* WORK TO COMPLETE *
Look through the entries below for the string "thumb", and copy each line where it is found.

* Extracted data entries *
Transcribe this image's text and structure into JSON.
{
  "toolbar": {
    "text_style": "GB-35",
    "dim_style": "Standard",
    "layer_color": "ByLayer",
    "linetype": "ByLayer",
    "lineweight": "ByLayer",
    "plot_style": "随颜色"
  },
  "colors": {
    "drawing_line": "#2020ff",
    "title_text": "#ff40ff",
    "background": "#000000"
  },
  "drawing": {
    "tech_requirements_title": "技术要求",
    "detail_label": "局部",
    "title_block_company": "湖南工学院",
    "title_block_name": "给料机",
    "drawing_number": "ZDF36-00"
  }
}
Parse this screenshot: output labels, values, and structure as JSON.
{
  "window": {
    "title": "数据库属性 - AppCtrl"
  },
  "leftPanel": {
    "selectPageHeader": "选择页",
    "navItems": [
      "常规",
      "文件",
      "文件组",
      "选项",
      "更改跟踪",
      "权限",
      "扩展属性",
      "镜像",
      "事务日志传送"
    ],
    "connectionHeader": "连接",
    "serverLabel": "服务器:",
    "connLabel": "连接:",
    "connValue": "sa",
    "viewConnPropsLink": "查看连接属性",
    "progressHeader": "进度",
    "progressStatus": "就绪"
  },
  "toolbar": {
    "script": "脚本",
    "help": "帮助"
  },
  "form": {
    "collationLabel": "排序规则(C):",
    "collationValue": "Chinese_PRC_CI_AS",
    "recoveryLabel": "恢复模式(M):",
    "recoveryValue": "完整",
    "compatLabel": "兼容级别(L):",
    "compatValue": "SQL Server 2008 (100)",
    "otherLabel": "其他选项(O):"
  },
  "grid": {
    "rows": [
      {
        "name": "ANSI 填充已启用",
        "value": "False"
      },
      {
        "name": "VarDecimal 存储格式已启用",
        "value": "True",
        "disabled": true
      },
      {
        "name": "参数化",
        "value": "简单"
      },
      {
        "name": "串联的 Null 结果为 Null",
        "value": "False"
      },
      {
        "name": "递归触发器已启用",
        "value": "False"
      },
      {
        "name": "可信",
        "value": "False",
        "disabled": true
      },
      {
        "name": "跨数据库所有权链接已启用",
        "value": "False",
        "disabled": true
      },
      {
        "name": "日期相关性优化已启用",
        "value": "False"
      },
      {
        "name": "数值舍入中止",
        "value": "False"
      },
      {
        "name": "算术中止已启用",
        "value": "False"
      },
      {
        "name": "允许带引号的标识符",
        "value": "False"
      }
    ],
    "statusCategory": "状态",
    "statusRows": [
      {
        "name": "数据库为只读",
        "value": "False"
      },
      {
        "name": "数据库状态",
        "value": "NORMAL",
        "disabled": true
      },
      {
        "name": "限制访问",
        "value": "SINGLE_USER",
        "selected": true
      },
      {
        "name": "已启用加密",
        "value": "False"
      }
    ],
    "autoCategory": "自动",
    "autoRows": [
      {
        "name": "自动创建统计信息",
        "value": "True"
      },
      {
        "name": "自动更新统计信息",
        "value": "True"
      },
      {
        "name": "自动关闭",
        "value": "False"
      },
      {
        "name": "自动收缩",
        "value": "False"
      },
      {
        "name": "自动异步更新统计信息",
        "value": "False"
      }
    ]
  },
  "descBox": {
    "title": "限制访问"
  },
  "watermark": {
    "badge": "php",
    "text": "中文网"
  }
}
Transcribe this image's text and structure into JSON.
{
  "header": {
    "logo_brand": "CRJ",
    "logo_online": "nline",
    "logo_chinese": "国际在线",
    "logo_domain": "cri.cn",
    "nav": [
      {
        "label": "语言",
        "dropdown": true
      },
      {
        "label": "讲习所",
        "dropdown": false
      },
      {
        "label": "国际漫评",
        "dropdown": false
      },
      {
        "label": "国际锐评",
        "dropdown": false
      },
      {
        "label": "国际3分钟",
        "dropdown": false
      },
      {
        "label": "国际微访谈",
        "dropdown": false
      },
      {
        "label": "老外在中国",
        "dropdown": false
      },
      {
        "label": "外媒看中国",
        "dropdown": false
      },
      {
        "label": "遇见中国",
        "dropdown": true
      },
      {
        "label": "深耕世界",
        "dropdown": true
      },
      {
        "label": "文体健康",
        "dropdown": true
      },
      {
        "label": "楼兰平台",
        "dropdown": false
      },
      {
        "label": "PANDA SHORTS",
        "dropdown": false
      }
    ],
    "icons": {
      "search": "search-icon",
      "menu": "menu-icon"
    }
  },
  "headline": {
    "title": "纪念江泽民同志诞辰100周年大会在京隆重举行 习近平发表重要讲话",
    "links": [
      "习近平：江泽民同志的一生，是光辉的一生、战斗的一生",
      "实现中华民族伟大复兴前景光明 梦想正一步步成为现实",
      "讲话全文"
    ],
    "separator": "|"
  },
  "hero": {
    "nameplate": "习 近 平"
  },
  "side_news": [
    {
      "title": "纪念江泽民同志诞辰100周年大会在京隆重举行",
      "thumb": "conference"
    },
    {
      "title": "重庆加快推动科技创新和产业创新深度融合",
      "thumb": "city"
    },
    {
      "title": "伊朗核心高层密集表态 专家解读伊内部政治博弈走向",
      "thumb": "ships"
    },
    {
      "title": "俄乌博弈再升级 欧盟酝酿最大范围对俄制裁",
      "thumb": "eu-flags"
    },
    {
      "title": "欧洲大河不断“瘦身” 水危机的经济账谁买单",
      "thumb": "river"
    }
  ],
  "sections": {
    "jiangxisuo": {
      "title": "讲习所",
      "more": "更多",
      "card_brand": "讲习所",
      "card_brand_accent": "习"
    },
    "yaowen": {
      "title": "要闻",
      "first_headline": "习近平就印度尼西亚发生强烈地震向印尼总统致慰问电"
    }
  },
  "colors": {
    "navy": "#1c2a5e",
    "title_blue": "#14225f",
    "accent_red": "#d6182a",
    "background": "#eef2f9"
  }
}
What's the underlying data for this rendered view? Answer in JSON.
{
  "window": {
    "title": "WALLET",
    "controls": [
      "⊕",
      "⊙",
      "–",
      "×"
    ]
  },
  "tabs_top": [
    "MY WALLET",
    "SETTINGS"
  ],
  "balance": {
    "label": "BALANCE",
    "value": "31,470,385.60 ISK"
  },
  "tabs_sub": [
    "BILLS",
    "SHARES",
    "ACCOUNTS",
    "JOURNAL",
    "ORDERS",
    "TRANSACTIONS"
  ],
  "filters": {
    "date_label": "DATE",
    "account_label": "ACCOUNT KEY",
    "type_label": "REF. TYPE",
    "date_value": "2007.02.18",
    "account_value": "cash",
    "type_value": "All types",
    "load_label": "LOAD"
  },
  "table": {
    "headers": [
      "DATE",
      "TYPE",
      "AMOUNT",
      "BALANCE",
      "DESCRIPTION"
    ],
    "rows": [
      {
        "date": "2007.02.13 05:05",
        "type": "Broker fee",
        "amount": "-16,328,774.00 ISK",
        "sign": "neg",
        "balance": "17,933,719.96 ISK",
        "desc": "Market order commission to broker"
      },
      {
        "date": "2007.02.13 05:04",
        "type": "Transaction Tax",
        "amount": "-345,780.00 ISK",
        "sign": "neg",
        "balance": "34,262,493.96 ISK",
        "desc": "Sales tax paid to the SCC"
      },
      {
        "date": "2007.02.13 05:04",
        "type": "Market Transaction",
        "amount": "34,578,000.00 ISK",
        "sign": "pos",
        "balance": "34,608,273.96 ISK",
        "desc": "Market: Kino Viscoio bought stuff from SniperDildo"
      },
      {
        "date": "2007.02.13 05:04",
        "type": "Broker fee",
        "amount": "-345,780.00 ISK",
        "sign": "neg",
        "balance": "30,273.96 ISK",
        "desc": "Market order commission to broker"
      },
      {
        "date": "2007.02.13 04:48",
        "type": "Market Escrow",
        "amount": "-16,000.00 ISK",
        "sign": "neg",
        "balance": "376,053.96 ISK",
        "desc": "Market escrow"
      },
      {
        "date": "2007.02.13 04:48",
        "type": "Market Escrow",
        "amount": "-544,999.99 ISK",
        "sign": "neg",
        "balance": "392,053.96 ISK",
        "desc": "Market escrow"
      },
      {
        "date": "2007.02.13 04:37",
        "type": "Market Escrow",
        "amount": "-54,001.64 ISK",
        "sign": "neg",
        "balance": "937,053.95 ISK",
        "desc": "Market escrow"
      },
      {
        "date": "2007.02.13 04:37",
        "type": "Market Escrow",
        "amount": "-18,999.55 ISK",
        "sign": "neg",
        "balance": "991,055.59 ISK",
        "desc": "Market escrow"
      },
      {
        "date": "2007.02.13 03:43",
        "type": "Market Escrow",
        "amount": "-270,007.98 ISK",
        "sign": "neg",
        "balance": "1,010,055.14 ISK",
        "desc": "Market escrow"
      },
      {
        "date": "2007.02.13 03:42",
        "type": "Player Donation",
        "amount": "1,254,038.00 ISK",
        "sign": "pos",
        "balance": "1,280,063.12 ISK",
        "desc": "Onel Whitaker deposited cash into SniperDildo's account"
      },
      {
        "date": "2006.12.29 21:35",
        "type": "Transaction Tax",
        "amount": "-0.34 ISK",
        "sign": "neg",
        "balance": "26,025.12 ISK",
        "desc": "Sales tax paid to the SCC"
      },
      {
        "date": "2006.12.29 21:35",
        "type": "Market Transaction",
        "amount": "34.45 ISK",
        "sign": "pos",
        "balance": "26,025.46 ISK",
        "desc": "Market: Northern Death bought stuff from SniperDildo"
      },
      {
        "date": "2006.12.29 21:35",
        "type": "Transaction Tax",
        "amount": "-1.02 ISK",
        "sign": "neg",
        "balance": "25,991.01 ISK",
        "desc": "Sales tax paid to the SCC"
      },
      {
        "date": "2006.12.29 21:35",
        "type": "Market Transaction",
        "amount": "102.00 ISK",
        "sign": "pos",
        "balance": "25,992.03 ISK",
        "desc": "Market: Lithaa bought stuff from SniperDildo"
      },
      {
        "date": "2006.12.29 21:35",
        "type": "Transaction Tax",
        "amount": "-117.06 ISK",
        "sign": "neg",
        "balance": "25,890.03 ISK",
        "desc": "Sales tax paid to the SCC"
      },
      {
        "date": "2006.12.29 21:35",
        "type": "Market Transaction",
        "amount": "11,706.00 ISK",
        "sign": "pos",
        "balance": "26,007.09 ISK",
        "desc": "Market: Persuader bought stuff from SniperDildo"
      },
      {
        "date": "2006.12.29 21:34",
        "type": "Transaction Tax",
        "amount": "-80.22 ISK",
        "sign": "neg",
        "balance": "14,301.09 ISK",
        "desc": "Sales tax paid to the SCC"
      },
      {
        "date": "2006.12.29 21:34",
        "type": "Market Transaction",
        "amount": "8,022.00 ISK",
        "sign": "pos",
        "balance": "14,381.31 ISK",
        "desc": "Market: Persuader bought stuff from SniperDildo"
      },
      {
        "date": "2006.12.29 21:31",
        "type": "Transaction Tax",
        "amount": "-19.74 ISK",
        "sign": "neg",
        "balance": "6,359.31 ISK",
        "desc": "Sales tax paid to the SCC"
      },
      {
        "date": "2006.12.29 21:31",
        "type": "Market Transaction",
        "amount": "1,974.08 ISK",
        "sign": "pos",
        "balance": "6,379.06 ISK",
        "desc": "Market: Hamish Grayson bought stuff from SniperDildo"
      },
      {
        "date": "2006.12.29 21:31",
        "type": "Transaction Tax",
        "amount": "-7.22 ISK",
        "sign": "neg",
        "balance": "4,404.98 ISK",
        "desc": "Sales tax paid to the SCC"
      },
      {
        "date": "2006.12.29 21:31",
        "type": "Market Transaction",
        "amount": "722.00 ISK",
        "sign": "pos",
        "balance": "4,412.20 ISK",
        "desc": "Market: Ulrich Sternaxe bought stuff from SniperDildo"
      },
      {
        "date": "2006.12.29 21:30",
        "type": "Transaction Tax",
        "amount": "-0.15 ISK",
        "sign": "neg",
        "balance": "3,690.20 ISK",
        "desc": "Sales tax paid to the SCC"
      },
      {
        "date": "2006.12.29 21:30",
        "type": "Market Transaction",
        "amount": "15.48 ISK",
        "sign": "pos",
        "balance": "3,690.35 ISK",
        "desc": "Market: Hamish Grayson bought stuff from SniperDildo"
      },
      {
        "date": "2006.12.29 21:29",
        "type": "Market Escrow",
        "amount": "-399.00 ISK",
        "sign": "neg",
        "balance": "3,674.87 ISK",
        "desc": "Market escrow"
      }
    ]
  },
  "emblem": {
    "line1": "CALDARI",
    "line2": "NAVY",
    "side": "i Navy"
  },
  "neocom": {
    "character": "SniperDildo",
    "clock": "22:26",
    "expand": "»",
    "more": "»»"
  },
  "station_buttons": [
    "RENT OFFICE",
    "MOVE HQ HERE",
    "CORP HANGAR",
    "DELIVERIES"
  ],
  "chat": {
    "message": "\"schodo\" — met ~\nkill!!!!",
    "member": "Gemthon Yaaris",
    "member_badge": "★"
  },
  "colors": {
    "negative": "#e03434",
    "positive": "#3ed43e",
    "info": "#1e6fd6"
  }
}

* WORKED SOLUTION *
      "thumb": "conference"
      "thumb": "city"
      "thumb": "ships"
      "thumb": "eu-flags"
      "thumb": "river"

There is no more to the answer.